McCain, who really has fought pork-barrel spending like the fabled bridge to Ketchikan, characterized Palin as a fierce foe of them, and her alleged refusal to accept the appropriation for the bridge was the emblem of her principled stand. But that was a stretch if not an outright lie.

As mayor of Wasilla she hired a lobbyist close to Sen. Ted Stevens and Rep. Don Young, the pork barrelers in chief, to get earmarks for her town, and they delivered millions. As governor, in 18 months she submitted $453 million in earmark requests to Congress, roughly $650 for every person in Alaska.

As for the bridge, she supported it when she was running two years ago. Congress stopped the bridge earmark, but the state’s Republican delegation got the money appropriated for whatever purposes Alaska wanted to spend it on. The bridge cost by then had far outstripped the appropriation. Contrary to her assertions now, Palin told Congress, “thanks a lot.” She spent every dime on other pork projects and said she was asking transportation officials to come up with another plan for the bridge.


Stevens was indicted this spring and Young is under criminal investigation. They are whipping boys now, but two years ago she was praising them for their pork-barreling success, including the bridge. “And our congressional delegation, God bless ‘em,” she said. “They do a great job for us. Rep. Don Young, especially God bless him. We’re very, very fortunate to receive the largesse that Don Young was able to put together for Alaska.”

McCain said again and again last week that he just couldn’t wait to turn Palin loose on the free-spending Congress. What would she do? Shoot them?
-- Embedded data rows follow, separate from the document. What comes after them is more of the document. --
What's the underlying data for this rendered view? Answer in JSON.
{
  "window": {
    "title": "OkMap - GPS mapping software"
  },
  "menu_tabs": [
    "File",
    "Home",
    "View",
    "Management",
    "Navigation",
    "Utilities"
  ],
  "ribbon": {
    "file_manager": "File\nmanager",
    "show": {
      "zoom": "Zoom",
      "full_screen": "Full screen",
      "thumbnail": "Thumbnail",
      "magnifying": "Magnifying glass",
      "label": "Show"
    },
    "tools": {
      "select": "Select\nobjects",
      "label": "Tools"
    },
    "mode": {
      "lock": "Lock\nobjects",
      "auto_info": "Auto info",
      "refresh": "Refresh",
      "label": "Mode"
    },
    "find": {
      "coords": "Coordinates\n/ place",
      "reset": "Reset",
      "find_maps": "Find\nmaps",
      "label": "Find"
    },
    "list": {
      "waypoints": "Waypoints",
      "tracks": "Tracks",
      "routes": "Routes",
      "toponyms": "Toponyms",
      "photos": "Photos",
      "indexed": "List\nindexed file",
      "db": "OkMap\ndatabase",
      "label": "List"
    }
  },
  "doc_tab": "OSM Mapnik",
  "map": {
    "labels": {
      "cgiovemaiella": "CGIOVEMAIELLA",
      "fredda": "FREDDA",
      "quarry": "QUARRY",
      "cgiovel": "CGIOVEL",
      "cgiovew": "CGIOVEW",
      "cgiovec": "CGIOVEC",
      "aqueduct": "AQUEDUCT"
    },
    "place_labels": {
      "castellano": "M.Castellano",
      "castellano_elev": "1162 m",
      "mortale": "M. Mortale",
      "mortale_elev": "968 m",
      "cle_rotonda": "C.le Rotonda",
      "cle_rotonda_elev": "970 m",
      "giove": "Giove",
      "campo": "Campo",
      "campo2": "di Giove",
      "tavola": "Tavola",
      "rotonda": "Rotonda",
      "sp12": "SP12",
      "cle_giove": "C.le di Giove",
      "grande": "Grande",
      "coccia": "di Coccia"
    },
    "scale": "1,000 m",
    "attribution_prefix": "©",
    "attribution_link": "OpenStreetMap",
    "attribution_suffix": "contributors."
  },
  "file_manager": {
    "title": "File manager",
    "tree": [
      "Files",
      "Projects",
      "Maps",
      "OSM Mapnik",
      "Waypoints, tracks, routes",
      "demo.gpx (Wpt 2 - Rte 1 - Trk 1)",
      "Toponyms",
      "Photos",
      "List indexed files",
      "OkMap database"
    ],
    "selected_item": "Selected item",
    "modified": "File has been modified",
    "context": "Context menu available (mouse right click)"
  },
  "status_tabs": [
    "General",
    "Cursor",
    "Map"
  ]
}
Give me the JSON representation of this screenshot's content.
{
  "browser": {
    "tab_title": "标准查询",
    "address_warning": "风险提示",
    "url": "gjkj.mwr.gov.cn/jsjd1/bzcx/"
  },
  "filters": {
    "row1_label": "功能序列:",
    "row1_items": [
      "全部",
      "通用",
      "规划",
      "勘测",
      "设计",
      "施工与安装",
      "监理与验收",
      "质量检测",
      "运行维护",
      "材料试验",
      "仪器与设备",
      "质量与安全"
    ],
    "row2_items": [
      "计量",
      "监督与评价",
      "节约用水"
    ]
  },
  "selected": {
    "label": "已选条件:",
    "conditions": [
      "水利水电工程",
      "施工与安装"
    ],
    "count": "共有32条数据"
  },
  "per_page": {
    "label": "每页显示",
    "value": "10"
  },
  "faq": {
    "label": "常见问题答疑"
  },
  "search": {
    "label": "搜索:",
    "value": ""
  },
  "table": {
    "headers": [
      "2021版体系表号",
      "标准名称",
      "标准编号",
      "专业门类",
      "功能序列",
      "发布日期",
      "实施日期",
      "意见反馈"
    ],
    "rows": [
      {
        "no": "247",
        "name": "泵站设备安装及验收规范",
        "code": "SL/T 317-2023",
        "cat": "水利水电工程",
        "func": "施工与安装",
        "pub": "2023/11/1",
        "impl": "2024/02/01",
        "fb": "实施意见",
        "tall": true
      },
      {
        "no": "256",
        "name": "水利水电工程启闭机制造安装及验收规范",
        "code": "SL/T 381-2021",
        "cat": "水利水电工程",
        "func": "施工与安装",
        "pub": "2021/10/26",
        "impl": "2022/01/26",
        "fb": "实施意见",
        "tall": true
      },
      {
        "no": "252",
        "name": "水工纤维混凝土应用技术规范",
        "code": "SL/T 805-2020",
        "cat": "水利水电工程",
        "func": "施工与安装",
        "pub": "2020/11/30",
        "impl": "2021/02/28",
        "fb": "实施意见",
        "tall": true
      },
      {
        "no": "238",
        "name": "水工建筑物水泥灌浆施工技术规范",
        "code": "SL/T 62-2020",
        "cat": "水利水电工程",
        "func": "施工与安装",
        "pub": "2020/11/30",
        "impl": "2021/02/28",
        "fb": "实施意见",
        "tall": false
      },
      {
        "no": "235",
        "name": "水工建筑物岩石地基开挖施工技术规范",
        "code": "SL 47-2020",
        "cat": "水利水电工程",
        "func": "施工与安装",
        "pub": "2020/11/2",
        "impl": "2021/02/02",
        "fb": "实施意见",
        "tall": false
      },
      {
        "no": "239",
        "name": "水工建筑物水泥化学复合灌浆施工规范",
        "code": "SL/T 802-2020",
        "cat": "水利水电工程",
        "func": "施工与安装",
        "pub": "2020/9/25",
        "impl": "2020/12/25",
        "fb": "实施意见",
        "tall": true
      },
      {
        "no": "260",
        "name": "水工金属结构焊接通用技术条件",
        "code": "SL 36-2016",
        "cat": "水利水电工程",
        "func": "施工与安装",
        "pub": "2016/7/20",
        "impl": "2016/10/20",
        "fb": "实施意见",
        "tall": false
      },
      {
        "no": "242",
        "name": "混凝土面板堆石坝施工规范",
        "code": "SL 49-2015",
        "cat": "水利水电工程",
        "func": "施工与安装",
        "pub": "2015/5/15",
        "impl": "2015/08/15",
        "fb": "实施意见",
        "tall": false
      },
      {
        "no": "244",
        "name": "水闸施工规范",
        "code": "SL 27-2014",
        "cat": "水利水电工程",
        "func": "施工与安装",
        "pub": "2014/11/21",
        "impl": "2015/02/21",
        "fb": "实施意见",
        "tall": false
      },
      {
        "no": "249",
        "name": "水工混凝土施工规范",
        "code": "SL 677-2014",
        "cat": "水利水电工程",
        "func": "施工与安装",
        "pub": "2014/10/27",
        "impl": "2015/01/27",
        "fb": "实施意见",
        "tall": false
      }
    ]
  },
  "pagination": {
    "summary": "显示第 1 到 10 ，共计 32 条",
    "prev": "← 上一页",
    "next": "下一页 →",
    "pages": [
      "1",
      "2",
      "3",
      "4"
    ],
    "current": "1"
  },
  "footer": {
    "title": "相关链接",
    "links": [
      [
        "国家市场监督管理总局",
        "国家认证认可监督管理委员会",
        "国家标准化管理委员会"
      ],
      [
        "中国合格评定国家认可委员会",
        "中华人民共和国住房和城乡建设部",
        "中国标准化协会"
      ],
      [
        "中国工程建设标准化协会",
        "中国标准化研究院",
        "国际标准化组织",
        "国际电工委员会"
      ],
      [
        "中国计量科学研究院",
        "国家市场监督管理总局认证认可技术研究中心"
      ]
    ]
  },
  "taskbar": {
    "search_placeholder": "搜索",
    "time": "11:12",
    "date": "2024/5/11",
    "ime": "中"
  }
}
And this week we learn that Palin has paid herself a daily expense for living at home and for taking family members to public events.

Her big monuments as governor are her promotion of the trans-Canada gas pipeline to the states and the big windfall profits tax on oil, which financed the $1,200 checks she is sending to every person in Alaska — the source of her current popularity. Both were pushed by the former governor, and Palin opposed them. Candidate Palin said the pipeline should stay in Alaska and furnish gas for Alaska’s needs, not the lower 48, and she said she would fight taxes on the oil companies. But the legislature liked Murkowski’s plans, and once elected, a la Huckabee, she adopted them as her own.

This wouldn’t bother McCain, or a lot of us, but the family-values people might profit from a little vetting. Palin once confirmed that she had smoked marijuana, explaining that while it violated federal law it was not against the law in Alaska. Anyway, she said, she didn’t enjoy it much.

As a city official, Palin fought efforts to force Wasilla’s bars to close at 3 a.m. rather than 5 a.m., as the police chief wanted, and she joined the campaign against a state law to close bars earlier. She fired the police chief although objections from bar owners who supported her might not have been the full reason she fired him. According to the Wasilla newspaper in 1993, she explained that the chief intimidated her with his size (6 feet tall and more than 200 pounds) and the “stern” way he looked at her.

She’s a few votes and a heartbeat away from the presidency.